Standalone Tagged Values
You can also define tags that are not part of any stereotype definition. The modeler adds the values of such tags to instances of the UML model elements that the tags extend.
For example, let's define two tags that extend the UML metamodel's Operation element. The first tag, named isTx indicates whether an operation is transactional, that is, whether it is necessary to roll back any state changes the operation makes if it is not completed successfully. This is an appropriate specification for a model at this abstraction level, even though at this level we do not specify the mechanism used to ensure transactional integrity.
The second tag, named isIdempotent, indicates whether an operation is idempotent, that is, whether it is benign to execute the operation more than once.
If you're not familiar with the concept of idempotency, consider a clustered, distributed infrastructure that seeks to recover gracefully from system failure by failing over to another system that resumes processing. Such a system can make good use of an idempotency indicator on operations. In certain situations it can be very expensive for the infrastructure to keep track of whether an operation that was in progress when failure occurred ever finished executing and thus whether the infrastructure needs to reexecute the operation automatically when fail over recovery occurs.

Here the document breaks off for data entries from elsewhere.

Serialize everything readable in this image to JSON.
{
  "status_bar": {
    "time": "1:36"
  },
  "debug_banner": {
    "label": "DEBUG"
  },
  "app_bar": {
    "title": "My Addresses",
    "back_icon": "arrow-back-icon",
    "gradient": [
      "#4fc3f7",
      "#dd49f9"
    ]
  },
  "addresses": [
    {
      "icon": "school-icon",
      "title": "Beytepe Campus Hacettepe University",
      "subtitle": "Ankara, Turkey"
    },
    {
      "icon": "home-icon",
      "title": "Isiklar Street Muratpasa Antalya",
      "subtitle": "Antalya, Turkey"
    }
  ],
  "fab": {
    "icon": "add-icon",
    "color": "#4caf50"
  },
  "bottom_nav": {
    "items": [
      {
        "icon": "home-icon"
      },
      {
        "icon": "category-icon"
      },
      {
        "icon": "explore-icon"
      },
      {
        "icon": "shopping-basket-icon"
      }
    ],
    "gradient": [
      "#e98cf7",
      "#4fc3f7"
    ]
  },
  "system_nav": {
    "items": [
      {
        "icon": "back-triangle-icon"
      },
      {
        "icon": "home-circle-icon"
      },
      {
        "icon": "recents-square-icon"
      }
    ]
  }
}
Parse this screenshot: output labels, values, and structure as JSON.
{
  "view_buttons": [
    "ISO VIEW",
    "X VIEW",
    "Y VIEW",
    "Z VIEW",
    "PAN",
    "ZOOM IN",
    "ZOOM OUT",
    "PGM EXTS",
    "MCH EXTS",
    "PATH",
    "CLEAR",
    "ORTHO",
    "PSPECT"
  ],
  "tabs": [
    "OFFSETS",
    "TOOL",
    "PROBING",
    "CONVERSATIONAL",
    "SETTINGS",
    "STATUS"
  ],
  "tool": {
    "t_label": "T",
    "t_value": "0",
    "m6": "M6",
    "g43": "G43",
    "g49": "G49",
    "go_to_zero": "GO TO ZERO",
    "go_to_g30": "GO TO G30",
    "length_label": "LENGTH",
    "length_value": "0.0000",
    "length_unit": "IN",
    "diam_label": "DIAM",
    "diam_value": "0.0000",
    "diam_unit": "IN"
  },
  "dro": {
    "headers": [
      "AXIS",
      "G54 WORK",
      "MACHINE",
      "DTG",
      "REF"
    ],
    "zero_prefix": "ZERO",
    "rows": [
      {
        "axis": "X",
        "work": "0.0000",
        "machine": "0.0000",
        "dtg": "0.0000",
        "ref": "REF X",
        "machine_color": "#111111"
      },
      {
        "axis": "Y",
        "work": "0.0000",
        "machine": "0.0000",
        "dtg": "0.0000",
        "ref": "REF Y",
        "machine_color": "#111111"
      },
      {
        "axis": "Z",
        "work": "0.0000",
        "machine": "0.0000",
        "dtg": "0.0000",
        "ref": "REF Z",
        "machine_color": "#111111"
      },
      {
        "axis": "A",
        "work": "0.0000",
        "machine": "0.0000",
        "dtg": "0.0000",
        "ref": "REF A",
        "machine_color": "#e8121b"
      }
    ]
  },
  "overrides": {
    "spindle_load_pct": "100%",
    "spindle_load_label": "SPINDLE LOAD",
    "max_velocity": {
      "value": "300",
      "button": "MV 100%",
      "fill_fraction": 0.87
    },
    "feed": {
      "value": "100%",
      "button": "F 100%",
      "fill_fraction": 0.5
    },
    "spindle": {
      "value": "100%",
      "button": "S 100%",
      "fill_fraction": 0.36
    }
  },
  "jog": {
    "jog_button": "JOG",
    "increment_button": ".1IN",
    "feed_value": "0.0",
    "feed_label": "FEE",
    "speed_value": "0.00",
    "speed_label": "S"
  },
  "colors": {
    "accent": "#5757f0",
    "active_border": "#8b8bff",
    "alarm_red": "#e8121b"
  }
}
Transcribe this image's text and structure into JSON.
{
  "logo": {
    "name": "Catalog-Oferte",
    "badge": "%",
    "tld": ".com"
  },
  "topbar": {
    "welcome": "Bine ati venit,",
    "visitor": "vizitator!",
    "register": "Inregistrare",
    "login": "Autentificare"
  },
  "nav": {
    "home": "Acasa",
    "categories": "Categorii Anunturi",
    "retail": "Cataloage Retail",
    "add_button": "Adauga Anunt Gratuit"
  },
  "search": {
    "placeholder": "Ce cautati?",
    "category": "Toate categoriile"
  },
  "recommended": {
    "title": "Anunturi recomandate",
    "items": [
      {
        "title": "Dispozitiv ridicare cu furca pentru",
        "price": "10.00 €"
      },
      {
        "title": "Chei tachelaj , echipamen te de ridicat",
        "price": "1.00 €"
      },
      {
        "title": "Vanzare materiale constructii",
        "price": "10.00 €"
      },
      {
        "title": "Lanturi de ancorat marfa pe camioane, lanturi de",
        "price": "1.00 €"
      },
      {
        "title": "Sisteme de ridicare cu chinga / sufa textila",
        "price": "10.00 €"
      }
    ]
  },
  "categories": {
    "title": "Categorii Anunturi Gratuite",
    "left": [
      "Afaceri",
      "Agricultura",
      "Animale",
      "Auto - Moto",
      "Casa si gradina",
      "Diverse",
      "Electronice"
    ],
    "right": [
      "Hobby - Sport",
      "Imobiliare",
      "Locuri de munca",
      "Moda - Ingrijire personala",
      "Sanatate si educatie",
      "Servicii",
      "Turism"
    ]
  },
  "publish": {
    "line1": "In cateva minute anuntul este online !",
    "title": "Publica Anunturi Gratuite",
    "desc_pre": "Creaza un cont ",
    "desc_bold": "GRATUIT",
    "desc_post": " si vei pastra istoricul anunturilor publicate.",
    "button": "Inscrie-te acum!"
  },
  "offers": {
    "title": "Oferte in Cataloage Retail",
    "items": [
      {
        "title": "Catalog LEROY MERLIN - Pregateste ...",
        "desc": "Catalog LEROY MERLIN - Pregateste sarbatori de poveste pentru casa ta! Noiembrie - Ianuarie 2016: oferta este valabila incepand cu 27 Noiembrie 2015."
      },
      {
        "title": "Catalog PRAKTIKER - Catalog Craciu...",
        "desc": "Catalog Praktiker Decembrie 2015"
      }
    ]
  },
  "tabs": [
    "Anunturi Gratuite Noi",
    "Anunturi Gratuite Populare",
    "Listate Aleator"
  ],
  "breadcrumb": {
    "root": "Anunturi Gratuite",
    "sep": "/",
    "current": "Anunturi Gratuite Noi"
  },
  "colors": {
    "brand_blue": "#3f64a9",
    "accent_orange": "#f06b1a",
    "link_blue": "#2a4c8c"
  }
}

If an operation is marked as idempotent, a smart infrastructure does not pay the price to ensure that it knows, upon fail over, whether the operation has actually executed or not—it simply invokes the operation, knowing that if it executes a second time, no harm is done. It is appropriate to specify idempo-tency at our platform-independent abstraction level because it is a characteristic of the fundamental logic of the operation irrespective of whether the implementation platform is EJB, .NET, and so on.
Figure 6.2 encodes concrete values of the isTx and isIdempotent tags as part of operation declarations. Note that it's permissible to encode more than one tagged value within the curly braces and that a comma delimits the two values.
The ProcessInvoices operation is idempotent because it only handles unprocessed invoices. If it executes when all invoices have already been processed, it detects that there are no unprocessed invoices and does nothing else. This rule holds regardless of the middleware implementation platform and thus is appropriately manifested in the platform-independent model.